**Directions**
Output every line below exactly, please, omitting pictures.

**Interface dataset entries**
####################
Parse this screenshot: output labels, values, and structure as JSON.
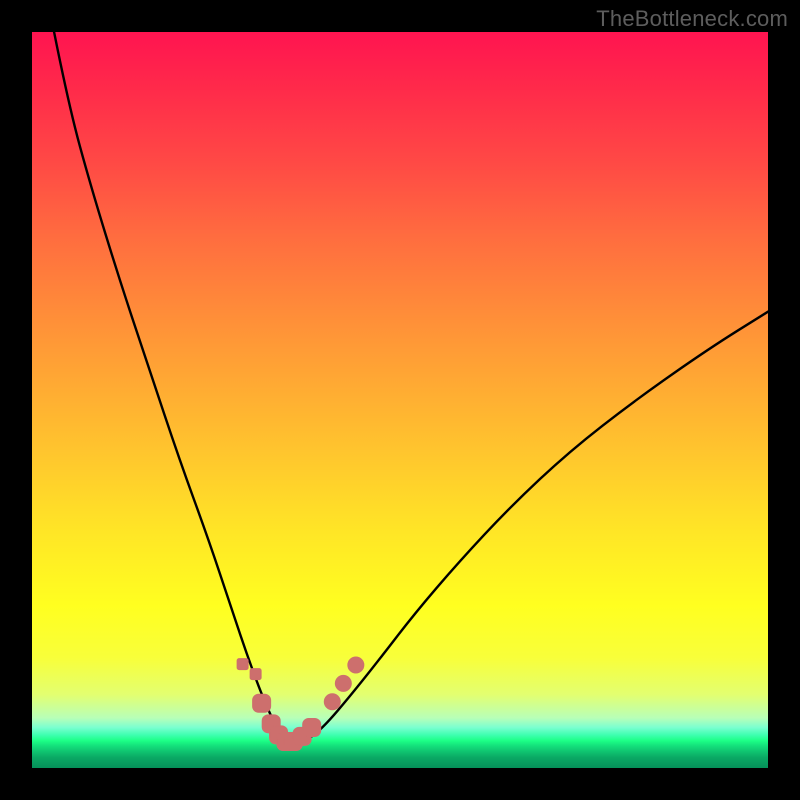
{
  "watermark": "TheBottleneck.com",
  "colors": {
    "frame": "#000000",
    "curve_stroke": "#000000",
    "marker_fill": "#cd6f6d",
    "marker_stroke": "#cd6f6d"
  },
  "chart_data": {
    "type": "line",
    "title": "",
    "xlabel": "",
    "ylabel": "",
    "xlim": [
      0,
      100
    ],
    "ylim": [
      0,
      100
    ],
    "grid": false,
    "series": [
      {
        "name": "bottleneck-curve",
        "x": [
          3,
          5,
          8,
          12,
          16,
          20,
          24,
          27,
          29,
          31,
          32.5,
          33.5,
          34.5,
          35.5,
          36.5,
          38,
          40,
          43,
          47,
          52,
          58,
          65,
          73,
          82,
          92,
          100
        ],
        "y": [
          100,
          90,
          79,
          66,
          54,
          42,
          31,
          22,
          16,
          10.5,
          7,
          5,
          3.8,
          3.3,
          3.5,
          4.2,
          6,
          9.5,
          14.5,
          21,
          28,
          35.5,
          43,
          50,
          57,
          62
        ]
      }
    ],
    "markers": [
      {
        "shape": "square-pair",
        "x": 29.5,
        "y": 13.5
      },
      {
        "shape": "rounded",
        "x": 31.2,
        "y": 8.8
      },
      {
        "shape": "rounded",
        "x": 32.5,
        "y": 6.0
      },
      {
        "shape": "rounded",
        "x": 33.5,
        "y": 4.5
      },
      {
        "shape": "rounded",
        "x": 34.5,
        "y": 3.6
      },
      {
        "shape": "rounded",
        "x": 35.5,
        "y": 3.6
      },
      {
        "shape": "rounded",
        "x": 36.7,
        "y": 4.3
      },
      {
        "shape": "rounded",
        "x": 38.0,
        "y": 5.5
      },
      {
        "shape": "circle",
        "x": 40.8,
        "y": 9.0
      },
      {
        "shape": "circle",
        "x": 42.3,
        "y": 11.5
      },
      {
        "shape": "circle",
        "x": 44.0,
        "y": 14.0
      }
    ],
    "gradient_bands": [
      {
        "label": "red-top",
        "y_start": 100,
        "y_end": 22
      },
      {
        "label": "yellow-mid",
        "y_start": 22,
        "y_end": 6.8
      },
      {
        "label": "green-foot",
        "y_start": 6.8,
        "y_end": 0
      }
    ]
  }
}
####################
**Exercise result**
Parse this screenshot: output labels, values, and structure as JSON.
{
  "watermark": "TheBottleneck.com",
  "colors": {
    "frame": "#000000",
    "curve_stroke": "#000000",
    "marker_fill": "#cd6f6d",
    "marker_stroke": "#cd6f6d"
  },
  "chart_data": {
    "type": "line",
    "title": "",
    "xlabel": "",
    "ylabel": "",
    "xlim": [
      0,
      100
    ],
    "ylim": [
      0,
      100
    ],
    "grid": false,
    "series": [
      {
        "name": "bottleneck-curve",
        "x": [
          3,
          5,
          8,
          12,
          16,
          20,
          24,
          27,
          29,
          31,
          32.5,
          33.5,
          34.5,
          35.5,
          36.5,
          38,
          40,
          43,
          47,
          52,
          58,
          65,
          73,
          82,
          92,
          100
        ],
        "y": [
          100,
          90,
          79,
          66,
          54,
          42,
          31,
          22,
          16,
          10.5,
          7,
          5,
          3.8,
          3.3,
          3.5,
          4.2,
          6,
          9.5,
          14.5,
          21,
          28,
          35.5,
          43,
          50,
          57,
          62
        ]
      }
    ],
    "markers": [
      {
        "shape": "square-pair",
        "x": 29.5,
        "y": 13.5
      },
      {
        "shape": "rounded",
        "x": 31.2,
        "y": 8.8
      },
      {
        "shape": "rounded",
        "x": 32.5,
        "y": 6.0
      },
      {
        "shape": "rounded",
        "x": 33.5,
        "y": 4.5
      },
      {
        "shape": "rounded",
        "x": 34.5,
        "y": 3.6
      },
      {
        "shape": "rounded",
        "x": 35.5,
        "y": 3.6
      },
      {
        "shape": "rounded",
        "x": 36.7,
        "y": 4.3
      },
      {
        "shape": "rounded",
        "x": 38.0,
        "y": 5.5
      },
      {
        "shape": "circle",
        "x": 40.8,
        "y": 9.0
      },
      {
        "shape": "circle",
        "x": 42.3,
        "y": 11.5
      },
      {
        "shape": "circle",
        "x": 44.0,
        "y": 14.0
      }
    ],
    "gradient_bands": [
      {
        "label": "red-top",
        "y_start": 100,
        "y_end": 22
      },
      {
        "label": "yellow-mid",
        "y_start": 22,
        "y_end": 6.8
      },
      {
        "label": "green-foot",
        "y_start": 6.8,
        "y_end": 0
      }
    ]
  }
}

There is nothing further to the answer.